When artist Ted Meyer first felt some relief from Gaucher’s Disease, his stance on scars and the meanings of bodies changed. “I came to view my own body as something I could almost depend on, not something always fighting with me.” In Scarred for Life, the Brewery artist’s exhibition of mono-prints, Meyer explores this transcendence with gouache, color pencil, and graphite. The exhibition is on display at Art Share Los Angeles in downtown LA until Feb. 21, with an artist’s reception on Friday, Feb. 12, at 6 p.m.
Scarred for Life was first inspired by a former dancer who’d fallen from a tree, subsequently wheelchair-bound but no less compelling. Her reparative surgery left a long, curving scar down her back – now reproduced in shades of blue alongside her portrait. Her back is turned to the camera, with a long blue stretch of paint crossing the scar, and she looks over her shoulder from the wheelchair. Meyer’s exhibit features not only colorful, lively impressions of scars, but the unique stories and portraits (also Meyer’s) behind each diversion from the Platonic body ideal. Some of the surgical scars come from chronic needs, others from the most private of emergencies: scoliosis or a lung transplant, self-mutilation or near-death experiences. Meyer’s work accomplishes his considerable goal of turning “these lasting monuments, often thought of as unsightly, into things of beauty.” Martha de Perez, the tireless curator at the Art Share Los Angeles gallery, felt that this message of positive body image and personal narrative would create a powerful gallery show for the venue.
Art Share is a nonprofit arts outreach and support center in the Downtown Arts District, with gallery, performance, classroom, and residential spaces in the converted warehouse at Fourth Place and Hewitt. The juxtaposition of threat and recovery, scars and success, in Meyer’s work can be viewed as a reflection of the organization itself, which redirects young local energy away from violence and destruction, and instead toward expression and creation. The high success rate (gauged in part by high school graduations) stems from free art, music, and dance classes, mentoring, and special programs according to students’ needs. All of this, though, relies in part on the underpinning of a strong arts community in Los Angeles, including artists like Meyer, events like the Downtown Art Walk, and the Art Share-centered Open Studio Tour series in the Arts District. In addition to showing his works in the gallery space at Art Share, Meyer will be helping teach one of the free art classes offered to students there.
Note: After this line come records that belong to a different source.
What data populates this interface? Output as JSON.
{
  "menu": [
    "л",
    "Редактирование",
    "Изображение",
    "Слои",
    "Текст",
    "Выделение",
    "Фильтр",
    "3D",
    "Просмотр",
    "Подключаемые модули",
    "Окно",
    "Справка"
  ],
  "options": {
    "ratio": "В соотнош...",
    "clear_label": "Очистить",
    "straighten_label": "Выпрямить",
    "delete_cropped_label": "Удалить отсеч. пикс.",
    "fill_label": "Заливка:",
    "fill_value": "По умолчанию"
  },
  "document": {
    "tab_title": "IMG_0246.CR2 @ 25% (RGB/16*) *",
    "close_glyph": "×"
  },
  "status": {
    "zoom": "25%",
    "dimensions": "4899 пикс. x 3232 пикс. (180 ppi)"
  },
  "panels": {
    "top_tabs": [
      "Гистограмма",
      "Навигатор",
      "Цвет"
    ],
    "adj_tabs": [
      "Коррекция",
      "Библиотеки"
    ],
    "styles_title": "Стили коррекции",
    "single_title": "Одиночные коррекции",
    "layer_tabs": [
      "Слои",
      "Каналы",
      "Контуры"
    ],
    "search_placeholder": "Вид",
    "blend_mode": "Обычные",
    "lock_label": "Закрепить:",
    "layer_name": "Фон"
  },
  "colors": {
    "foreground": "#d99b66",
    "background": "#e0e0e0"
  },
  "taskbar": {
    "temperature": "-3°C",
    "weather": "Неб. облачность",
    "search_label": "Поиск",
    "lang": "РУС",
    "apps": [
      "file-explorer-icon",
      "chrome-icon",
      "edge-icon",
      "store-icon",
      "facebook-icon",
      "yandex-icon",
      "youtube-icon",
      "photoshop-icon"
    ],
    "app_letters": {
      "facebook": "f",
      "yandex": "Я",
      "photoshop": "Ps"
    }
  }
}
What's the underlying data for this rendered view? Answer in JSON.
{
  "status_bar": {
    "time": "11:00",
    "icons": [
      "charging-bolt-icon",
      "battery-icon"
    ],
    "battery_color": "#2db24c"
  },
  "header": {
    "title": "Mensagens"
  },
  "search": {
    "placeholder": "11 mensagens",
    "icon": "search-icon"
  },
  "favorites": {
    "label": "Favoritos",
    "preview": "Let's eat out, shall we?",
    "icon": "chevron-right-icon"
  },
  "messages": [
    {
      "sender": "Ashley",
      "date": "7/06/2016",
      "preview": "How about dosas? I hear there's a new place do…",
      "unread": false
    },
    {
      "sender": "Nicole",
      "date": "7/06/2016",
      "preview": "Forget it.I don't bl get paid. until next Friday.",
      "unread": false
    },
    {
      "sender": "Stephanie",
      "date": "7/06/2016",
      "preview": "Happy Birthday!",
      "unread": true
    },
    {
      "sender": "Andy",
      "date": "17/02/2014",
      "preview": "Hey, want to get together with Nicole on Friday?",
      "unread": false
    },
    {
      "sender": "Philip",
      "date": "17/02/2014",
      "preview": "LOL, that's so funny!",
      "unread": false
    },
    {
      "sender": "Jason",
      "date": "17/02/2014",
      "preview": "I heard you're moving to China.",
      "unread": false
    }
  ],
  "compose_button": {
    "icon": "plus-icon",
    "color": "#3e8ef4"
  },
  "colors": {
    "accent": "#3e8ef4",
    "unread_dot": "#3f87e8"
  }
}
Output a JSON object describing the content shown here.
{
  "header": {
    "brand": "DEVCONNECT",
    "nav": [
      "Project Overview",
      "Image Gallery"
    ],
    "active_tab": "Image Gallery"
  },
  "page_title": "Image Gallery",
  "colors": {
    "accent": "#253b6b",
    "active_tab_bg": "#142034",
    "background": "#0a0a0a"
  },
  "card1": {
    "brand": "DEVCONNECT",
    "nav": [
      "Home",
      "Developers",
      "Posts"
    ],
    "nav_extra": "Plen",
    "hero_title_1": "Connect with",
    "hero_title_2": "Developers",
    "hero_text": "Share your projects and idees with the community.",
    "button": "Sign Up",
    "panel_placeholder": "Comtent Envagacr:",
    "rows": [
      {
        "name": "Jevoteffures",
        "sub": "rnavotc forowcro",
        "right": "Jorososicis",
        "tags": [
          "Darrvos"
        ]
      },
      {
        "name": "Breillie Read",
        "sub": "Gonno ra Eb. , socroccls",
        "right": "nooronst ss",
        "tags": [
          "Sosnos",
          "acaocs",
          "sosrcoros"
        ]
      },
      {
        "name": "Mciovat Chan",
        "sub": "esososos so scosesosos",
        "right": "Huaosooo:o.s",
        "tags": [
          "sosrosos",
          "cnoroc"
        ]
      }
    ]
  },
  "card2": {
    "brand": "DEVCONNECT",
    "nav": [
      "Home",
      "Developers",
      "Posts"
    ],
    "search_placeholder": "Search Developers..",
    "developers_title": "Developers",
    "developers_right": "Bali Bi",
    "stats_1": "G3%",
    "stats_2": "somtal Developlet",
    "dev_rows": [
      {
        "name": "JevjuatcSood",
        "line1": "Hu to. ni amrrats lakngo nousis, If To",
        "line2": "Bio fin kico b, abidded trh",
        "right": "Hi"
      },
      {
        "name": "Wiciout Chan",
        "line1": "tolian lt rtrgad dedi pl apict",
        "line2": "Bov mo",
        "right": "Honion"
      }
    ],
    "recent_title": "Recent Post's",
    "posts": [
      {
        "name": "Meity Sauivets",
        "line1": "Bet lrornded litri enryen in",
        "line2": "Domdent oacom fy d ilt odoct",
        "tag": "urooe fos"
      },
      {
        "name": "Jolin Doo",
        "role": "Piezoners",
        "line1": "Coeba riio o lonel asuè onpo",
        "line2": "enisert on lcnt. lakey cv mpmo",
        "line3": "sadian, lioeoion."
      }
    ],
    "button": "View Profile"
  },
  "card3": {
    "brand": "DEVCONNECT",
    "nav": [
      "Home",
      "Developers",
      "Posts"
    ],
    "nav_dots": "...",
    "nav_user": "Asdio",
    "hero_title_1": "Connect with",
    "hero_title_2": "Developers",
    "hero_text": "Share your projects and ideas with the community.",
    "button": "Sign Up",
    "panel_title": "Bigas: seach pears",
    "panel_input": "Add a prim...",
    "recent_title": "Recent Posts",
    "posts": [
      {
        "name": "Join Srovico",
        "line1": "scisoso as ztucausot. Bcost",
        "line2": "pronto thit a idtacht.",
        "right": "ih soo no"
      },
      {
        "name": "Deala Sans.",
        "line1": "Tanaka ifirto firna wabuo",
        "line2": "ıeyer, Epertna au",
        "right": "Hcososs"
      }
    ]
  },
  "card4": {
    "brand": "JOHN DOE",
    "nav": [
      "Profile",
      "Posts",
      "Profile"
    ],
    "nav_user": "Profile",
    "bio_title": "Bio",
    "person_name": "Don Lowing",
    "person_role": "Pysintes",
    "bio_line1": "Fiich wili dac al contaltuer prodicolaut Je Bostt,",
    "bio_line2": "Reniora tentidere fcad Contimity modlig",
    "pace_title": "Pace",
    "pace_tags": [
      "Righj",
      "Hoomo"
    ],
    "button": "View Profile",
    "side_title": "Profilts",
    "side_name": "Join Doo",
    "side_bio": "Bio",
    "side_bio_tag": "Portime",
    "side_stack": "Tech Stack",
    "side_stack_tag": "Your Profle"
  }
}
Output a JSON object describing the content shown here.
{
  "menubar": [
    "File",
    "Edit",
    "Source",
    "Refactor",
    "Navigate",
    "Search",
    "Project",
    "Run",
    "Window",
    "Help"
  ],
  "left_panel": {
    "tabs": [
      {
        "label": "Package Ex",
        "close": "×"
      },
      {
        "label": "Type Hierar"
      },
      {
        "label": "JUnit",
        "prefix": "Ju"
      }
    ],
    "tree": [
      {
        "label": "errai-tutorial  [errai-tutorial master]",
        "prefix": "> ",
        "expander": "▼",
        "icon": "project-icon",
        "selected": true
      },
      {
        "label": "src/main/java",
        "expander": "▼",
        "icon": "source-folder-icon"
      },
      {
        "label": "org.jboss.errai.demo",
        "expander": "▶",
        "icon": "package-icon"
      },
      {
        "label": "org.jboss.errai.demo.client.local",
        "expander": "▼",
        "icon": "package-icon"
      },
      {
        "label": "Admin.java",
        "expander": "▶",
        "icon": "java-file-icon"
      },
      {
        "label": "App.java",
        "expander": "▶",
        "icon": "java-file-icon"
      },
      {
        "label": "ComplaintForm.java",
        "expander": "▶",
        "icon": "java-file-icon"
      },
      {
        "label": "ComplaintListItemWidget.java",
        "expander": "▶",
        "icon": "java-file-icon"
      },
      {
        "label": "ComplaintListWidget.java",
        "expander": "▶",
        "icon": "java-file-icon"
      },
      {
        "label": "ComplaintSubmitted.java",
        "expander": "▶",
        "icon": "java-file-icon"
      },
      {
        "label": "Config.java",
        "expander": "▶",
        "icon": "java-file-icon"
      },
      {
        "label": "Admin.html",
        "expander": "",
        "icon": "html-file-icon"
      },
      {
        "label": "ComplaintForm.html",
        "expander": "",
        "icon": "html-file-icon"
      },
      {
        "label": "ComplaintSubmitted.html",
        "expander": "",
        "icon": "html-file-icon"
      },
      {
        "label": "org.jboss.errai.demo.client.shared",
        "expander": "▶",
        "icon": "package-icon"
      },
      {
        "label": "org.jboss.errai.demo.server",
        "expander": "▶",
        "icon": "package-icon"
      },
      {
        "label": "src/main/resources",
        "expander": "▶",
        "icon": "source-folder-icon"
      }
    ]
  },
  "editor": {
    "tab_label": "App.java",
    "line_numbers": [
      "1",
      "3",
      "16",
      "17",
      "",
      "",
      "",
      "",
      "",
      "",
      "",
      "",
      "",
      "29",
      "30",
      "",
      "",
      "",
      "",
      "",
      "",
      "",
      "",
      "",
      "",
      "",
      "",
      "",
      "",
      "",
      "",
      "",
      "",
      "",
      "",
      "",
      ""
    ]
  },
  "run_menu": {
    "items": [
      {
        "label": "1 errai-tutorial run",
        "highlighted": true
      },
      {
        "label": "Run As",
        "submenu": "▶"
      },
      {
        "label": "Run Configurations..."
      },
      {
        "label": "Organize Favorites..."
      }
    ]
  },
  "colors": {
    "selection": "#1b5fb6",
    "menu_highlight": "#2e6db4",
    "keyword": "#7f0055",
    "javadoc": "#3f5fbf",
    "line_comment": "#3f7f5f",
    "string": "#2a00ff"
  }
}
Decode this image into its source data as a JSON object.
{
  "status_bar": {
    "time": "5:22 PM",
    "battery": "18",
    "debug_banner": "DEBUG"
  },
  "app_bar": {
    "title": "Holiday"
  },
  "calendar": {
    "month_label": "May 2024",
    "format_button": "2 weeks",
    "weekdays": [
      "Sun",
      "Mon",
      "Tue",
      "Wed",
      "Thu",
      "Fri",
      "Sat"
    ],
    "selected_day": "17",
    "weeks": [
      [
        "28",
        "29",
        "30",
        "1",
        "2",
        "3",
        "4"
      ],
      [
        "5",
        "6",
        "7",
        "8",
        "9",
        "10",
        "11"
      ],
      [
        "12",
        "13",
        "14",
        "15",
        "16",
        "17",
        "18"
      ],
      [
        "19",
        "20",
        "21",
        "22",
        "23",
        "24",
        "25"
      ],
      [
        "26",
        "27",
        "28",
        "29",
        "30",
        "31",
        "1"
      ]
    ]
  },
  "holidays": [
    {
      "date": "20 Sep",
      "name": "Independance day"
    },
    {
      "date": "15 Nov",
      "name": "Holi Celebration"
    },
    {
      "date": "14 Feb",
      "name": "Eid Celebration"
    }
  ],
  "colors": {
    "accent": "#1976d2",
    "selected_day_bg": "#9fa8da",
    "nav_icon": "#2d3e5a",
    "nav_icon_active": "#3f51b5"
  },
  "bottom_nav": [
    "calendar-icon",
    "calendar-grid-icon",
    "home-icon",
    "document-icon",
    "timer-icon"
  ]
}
The exhibition has also been to the National Museum of Health and Medicine, New York University’s Medical School Gallery, and the Brevard Museum of Art in Florida. But most of the subjects in Scarred For Life are local – and several will be in attendance at the reception Friday night, along with students like Assistant Curator Enrique Lopez and Art Share’s Executive Director, Tracy Kelly. Art Share’s gallery events tend to draw a lively crowd of artists, buyers, students, Arts District residents, and visitors from around the city and California.